The line containing "Decode this image" marks where to begin. Write out that line and every line after it exactly, through the last line below.
== Dataset extract ==
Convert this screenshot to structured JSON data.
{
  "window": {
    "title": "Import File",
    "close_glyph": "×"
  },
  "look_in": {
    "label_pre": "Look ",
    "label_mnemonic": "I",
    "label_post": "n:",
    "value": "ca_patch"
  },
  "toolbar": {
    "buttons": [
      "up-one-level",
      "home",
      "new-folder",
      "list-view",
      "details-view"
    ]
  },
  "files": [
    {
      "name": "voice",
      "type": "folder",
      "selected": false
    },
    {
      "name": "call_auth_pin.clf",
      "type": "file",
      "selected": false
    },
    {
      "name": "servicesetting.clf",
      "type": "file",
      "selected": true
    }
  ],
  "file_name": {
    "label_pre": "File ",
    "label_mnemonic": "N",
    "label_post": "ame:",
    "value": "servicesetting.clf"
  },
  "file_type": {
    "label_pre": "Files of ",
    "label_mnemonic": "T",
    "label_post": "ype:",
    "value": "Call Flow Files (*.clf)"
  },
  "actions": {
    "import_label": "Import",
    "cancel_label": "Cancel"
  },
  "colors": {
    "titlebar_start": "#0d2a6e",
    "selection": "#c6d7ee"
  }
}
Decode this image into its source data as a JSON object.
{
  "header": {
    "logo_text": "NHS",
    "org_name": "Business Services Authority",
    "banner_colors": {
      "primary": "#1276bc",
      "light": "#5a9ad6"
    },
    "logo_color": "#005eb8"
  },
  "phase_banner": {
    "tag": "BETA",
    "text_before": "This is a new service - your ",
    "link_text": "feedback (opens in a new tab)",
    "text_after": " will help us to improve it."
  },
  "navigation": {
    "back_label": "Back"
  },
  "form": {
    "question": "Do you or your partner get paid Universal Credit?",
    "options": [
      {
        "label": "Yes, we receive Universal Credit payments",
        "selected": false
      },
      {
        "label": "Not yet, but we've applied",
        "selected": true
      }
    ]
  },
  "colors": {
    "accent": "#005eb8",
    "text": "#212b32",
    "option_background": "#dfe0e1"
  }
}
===
> Answer:
Decode this image into its source data as a JSON object.
{
  "header": {
    "logo_text": "NHS",
    "org_name": "Business Services Authority",
    "banner_colors": {
      "primary": "#1276bc",
      "light": "#5a9ad6"
    },
    "logo_color": "#005eb8"
  },
  "phase_banner": {
    "tag": "BETA",
    "text_before": "This is a new service - your ",
    "link_text": "feedback (opens in a new tab)",
    "text_after": " will help us to improve it."
  },
  "navigation": {
    "back_label": "Back"
  },
  "form": {
    "question": "Do you or your partner get paid Universal Credit?",
    "options": [
      {
        "label": "Yes, we receive Universal Credit payments",
        "selected": false
      },
      {
        "label": "Not yet, but we've applied",
        "selected": true
      }
    ]
  },
  "colors": {
    "accent": "#005eb8",
    "text": "#212b32",
    "option_background": "#dfe0e1"
  }
}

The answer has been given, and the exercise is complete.